╭──

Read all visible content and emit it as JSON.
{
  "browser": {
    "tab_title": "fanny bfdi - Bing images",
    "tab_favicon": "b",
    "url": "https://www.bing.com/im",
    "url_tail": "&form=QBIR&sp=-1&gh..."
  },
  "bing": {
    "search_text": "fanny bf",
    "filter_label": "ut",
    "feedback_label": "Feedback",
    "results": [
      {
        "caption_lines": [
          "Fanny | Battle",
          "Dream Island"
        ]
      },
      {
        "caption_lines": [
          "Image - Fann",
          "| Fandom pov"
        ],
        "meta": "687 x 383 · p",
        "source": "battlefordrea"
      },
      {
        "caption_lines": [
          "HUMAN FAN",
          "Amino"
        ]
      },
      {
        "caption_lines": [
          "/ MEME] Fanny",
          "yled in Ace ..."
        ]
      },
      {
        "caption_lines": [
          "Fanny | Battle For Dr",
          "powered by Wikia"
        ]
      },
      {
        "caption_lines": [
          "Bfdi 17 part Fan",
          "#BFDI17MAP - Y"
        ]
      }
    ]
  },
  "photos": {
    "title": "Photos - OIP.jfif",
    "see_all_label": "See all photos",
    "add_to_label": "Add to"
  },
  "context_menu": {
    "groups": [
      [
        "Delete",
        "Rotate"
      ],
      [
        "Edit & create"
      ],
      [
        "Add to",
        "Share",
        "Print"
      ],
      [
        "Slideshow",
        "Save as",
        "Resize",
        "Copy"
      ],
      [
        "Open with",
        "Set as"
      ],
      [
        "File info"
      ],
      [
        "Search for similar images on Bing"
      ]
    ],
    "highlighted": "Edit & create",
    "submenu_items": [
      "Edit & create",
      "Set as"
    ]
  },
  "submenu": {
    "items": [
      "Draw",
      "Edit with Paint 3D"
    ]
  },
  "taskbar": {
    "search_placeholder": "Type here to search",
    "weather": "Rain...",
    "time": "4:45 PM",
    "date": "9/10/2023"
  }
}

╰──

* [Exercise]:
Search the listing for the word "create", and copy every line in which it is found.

* [Written answer]:
        "Edit & create"
    "highlighted": "Edit & create",
      "Edit & create",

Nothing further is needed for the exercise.